→ Information provided
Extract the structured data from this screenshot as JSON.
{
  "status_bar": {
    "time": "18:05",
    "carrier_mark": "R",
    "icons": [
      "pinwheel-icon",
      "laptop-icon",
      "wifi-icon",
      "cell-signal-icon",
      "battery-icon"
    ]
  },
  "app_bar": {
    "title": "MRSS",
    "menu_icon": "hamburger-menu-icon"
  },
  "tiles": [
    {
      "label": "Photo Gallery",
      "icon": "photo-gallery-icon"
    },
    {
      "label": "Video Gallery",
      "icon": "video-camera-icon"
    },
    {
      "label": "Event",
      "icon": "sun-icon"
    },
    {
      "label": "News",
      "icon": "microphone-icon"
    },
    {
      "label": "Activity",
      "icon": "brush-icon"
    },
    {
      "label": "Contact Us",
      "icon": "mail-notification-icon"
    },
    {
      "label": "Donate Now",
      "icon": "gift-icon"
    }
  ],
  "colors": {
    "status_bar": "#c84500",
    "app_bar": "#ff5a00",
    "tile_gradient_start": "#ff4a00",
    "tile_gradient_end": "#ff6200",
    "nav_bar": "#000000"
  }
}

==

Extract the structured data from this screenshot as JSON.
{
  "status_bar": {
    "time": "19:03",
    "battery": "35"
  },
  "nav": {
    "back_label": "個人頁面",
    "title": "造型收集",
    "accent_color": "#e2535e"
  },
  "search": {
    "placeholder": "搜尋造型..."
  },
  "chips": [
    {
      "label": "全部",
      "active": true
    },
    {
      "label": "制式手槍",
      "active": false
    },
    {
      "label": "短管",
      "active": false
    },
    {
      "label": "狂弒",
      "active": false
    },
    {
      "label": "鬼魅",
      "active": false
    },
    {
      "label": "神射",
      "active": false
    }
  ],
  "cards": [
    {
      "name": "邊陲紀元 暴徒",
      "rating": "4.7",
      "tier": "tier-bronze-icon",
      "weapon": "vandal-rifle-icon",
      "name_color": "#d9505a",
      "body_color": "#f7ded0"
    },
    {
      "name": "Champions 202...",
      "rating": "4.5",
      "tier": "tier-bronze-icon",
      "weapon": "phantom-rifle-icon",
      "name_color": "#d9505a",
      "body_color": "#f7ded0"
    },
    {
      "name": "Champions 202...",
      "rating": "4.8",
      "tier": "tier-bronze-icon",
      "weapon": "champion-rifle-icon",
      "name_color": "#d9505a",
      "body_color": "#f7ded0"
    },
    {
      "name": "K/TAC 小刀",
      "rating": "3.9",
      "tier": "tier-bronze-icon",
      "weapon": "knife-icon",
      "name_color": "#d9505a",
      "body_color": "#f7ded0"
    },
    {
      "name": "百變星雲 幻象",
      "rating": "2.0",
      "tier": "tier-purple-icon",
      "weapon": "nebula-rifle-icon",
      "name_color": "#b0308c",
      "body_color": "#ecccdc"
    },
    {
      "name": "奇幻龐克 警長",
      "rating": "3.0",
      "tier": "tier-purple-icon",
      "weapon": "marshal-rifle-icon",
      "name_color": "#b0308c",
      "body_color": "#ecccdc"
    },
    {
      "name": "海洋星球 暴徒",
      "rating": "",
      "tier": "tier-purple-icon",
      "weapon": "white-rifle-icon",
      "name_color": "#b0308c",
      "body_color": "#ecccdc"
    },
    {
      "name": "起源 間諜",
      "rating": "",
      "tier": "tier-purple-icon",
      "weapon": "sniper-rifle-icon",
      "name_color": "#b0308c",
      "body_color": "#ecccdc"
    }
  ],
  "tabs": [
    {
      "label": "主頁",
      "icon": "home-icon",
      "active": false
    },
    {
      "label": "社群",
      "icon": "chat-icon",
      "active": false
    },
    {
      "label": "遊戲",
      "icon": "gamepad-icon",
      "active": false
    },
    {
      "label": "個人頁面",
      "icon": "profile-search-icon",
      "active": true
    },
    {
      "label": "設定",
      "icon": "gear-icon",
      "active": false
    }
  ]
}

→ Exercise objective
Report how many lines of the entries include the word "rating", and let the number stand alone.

→ Answer to this problem
8